The International Monetary Fund chief said Thursday the world economy is expected to grow less than 3 per cent this year, down from 3.4 per cent last year, increasing the risk of hunger and poverty globally.

Kristalina Georgieva said growth is expected to remain around 3 per cent for the next five years, calling it “our lowest medium-term growth forecast since 1990, and well below the average of 3.8 per cent from the past two decades.” She said slower growth would be a “severe blow,” making it even harder for low-income nations to catch up.

Read also: UN forecasts lower global economic growth for 2022 and 2023

“Poverty and hunger could further increase, a dangerous trend that was started by the COVID crisis,” she said.

Georgieva’s comments at a Politico event at the Meridian International Centre come ahead of next week’s spring meetings of the IMF and its sister lending agency, the World Bank, in Washington, where policymakers will convene to discuss the global economy’s most pressing issues.

Also read: Global trade growth to be sub-par in 2023: WTO

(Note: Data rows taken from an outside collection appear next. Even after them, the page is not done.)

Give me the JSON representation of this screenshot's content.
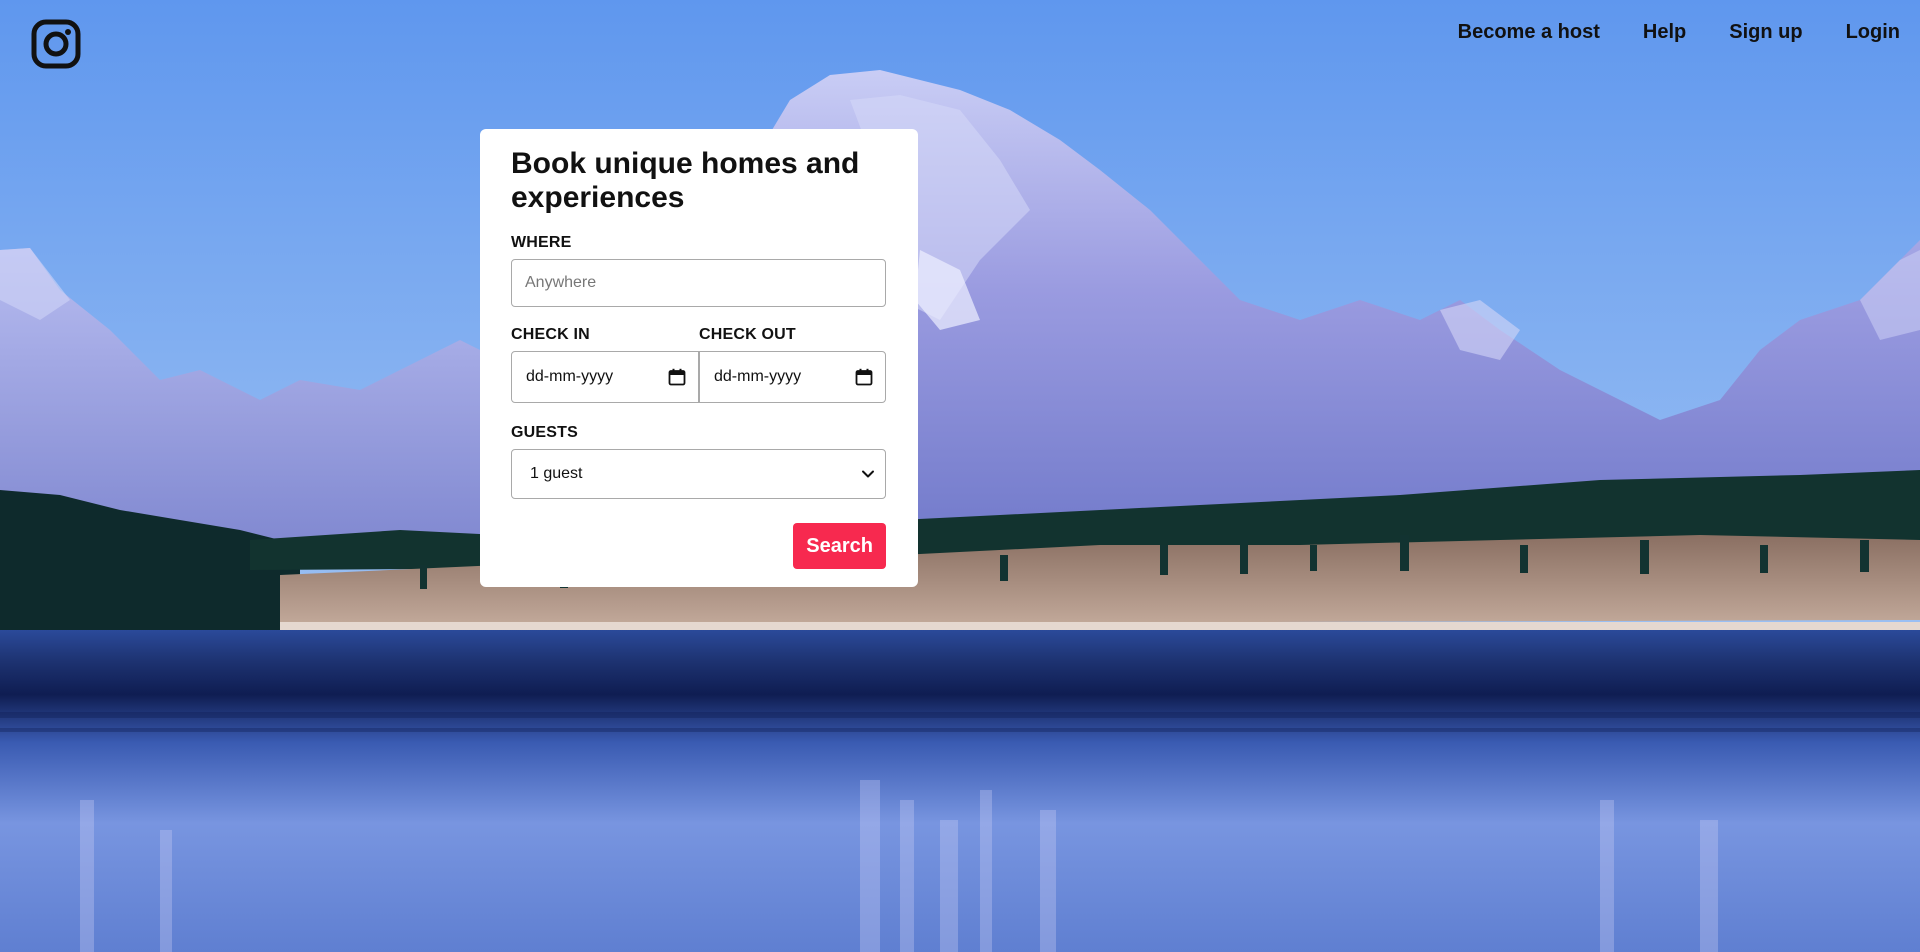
{
  "nav": {
    "logo_icon": "instagram-icon",
    "items": [
      {
        "label": "Become a host"
      },
      {
        "label": "Help"
      },
      {
        "label": "Sign up"
      },
      {
        "label": "Login"
      }
    ]
  },
  "booking": {
    "title": "Book unique homes and experiences",
    "where": {
      "label": "WHERE",
      "placeholder": "Anywhere",
      "value": ""
    },
    "check_in": {
      "label": "CHECK IN",
      "value": "dd-mm-yyyy",
      "icon": "calendar-icon"
    },
    "check_out": {
      "label": "CHECK OUT",
      "value": "dd-mm-yyyy",
      "icon": "calendar-icon"
    },
    "guests": {
      "label": "GUESTS",
      "selected": "1 guest",
      "icon": "chevron-down-icon"
    },
    "search_label": "Search"
  },
  "colors": {
    "accent": "#f7294f",
    "card_bg": "#ffffff",
    "nav_text": "#111111"
  }
}
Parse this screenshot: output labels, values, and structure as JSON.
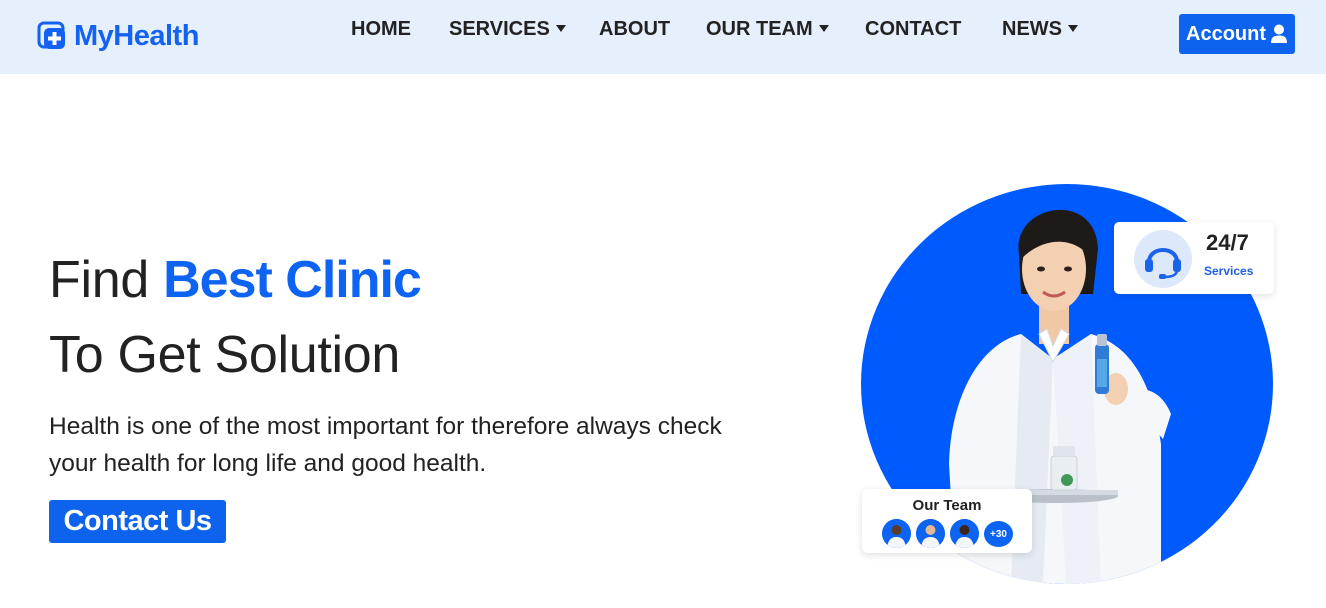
{
  "navbar": {
    "brand": "MyHealth",
    "items": [
      {
        "label": "HOME",
        "has_dropdown": false
      },
      {
        "label": "SERVICES",
        "has_dropdown": true
      },
      {
        "label": "ABOUT",
        "has_dropdown": false
      },
      {
        "label": "OUR TEAM",
        "has_dropdown": true
      },
      {
        "label": "CONTACT",
        "has_dropdown": false
      },
      {
        "label": "NEWS",
        "has_dropdown": true
      }
    ],
    "account_label": "Account",
    "account_icon": "user-icon"
  },
  "hero": {
    "title_part1": "Find ",
    "title_highlight": "Best Clinic",
    "title_line2": "To Get Solution",
    "description": "Health is one of the most important for therefore always check your health for long life and good health.",
    "cta_label": "Contact Us"
  },
  "cards": {
    "services": {
      "value": "24/7",
      "label": "Services",
      "icon": "headset-icon"
    },
    "team": {
      "title": "Our Team",
      "more_count": "+30"
    }
  },
  "colors": {
    "primary": "#0e63ee",
    "navbar_bg": "#e6effc",
    "text": "#222222",
    "circle": "#005bff"
  }
}
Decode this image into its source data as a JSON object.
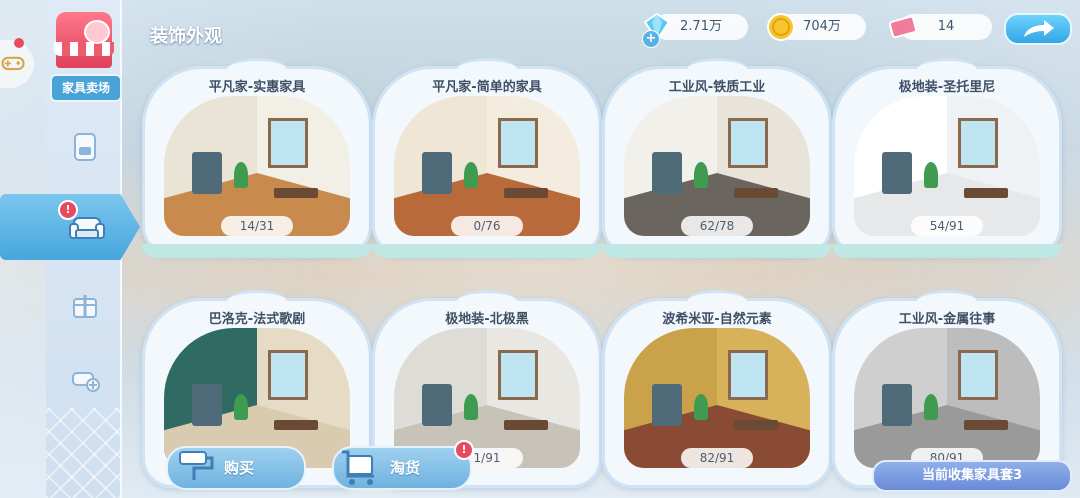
{
  "page": {
    "title": "装饰外观"
  },
  "currency": [
    {
      "name": "diamond",
      "value": "2.71万",
      "icon": "diamond-icon"
    },
    {
      "name": "coin",
      "value": "704万",
      "icon": "coin-icon"
    },
    {
      "name": "ticket",
      "value": "14",
      "icon": "ticket-icon"
    }
  ],
  "sidebar": {
    "store_label": "家具卖场",
    "tabs": [
      {
        "name": "cafe-tab",
        "icon": "coffee-machine-icon"
      },
      {
        "name": "furniture-tab",
        "icon": "sofa-icon",
        "selected": true,
        "badge": "!"
      },
      {
        "name": "gift-tab",
        "icon": "gift-box-icon"
      },
      {
        "name": "add-sofa-tab",
        "icon": "sofa-plus-icon"
      }
    ]
  },
  "cards": [
    {
      "title": "平凡家-实惠家具",
      "count": "14/31",
      "wall": "#e9e4d6",
      "wall2": "#f2efe6",
      "floor": "#c98a4e",
      "theme": "plain"
    },
    {
      "title": "平凡家-简单的家具",
      "count": "0/76",
      "wall": "#efe6d6",
      "wall2": "#f4ecde",
      "floor": "#b86a3a",
      "theme": "simple"
    },
    {
      "title": "工业风-铁质工业",
      "count": "62/78",
      "wall": "#f2f0ea",
      "wall2": "#e8e4da",
      "floor": "#6b6560",
      "theme": "iron"
    },
    {
      "title": "极地装-圣托里尼",
      "count": "54/91",
      "wall": "#ffffff",
      "wall2": "#eef2f4",
      "floor": "#e6e8ea",
      "theme": "santorini"
    },
    {
      "title": "巴洛克-法式歌剧",
      "count": "",
      "wall": "#2f6b63",
      "wall2": "#e6dcc6",
      "floor": "#d8cbb0",
      "theme": "baroque"
    },
    {
      "title": "极地装-北极黑",
      "count": "1/91",
      "wall": "#dedcd6",
      "wall2": "#e9e7e2",
      "floor": "#c8c3b8",
      "theme": "arctic"
    },
    {
      "title": "波希米亚-自然元素",
      "count": "82/91",
      "wall": "#c9a24a",
      "wall2": "#d8b25a",
      "floor": "#8a4b34",
      "theme": "boho"
    },
    {
      "title": "工业风-金属往事",
      "count": "80/91",
      "wall": "#cfcfcf",
      "wall2": "#bdbdbd",
      "floor": "#9a9a9a",
      "theme": "metal"
    }
  ],
  "actions": {
    "buy": "购买",
    "shop": "淘货",
    "shop_badge": "!"
  },
  "collection": {
    "label": "当前收集家具套3"
  }
}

The annual gathering will take place as central banks around the world continue to raise interest rates to tame persistent inflation and as an ongoing debt crisis in emerging economies pushes debt burdens higher, preventing nations from growing.

The IMF head said persistently high interest rates, a series of bank failures in the US and Europe, and deepening geopolitical divisions are threatening global financial stability.

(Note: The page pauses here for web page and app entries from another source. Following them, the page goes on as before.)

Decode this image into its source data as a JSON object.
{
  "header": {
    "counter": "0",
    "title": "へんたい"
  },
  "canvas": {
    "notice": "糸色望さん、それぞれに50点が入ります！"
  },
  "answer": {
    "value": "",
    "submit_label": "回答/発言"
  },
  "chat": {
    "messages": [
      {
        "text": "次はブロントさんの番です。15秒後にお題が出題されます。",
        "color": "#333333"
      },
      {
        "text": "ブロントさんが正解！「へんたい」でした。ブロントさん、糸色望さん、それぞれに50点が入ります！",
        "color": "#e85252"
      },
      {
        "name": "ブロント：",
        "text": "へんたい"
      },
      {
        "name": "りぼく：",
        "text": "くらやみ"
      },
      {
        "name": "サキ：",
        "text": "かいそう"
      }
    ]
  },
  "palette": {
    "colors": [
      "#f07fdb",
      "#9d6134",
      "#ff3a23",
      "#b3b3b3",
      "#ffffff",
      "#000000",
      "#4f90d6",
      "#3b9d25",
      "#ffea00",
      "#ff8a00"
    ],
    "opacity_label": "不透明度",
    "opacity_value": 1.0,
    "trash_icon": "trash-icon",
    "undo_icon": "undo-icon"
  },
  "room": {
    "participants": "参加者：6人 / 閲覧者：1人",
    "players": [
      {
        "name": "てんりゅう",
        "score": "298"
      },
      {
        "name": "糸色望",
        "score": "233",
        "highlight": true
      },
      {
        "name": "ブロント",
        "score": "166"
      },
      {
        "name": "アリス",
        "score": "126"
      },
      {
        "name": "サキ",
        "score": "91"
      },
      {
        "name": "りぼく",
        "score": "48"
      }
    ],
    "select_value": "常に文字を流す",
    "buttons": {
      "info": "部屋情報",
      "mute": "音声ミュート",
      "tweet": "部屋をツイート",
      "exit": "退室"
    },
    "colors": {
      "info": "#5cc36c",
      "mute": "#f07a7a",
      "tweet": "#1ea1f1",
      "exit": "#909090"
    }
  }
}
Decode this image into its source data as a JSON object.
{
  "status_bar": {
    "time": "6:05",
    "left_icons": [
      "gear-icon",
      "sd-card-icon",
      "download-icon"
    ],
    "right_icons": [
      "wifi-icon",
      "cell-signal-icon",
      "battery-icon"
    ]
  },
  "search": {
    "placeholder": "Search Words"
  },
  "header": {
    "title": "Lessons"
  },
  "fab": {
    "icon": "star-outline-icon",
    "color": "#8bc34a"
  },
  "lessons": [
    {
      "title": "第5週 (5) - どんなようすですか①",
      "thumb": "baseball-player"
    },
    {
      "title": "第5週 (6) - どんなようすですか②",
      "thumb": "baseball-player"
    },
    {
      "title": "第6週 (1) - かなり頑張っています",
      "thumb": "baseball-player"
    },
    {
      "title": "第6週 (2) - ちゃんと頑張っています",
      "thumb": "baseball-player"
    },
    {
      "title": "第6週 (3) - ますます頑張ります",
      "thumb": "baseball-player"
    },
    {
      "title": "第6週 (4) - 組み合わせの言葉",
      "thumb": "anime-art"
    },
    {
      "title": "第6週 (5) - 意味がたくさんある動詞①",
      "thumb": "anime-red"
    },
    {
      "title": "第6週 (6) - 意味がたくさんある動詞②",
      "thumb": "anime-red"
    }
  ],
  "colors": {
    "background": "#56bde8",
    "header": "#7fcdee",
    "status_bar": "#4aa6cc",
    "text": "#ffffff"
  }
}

Georgieva said that countries have thus far been “resilient climbers” out of the coronavirus pandemic, which has killed almost 6.9 million people globally, according to the World Health Organisation, and has disrupted global supply chains and exacerbated worldwide food insecurity.

But advanced economies face the challenges of high inflation and poorer nations are burdened by debt, all as the United States, the European Union and others are rethinking their trade relationships with China.

Tensions with China accelerated after Russia’s invasion of Ukraine in February 2022, with Chinese President Xi Jinping pledging a friendship without limits to Russian President Vladimir Putin.

Georgieva warned in her speech: “But the path ahead — and especially the path back to robust growth — is rough and foggy, and the ropes that hold us together may be weaker now than they were just a few years ago.” “Now is not the time to be complacent,” she said. “We are in a more shock-prone world, and we have to be ready for it.”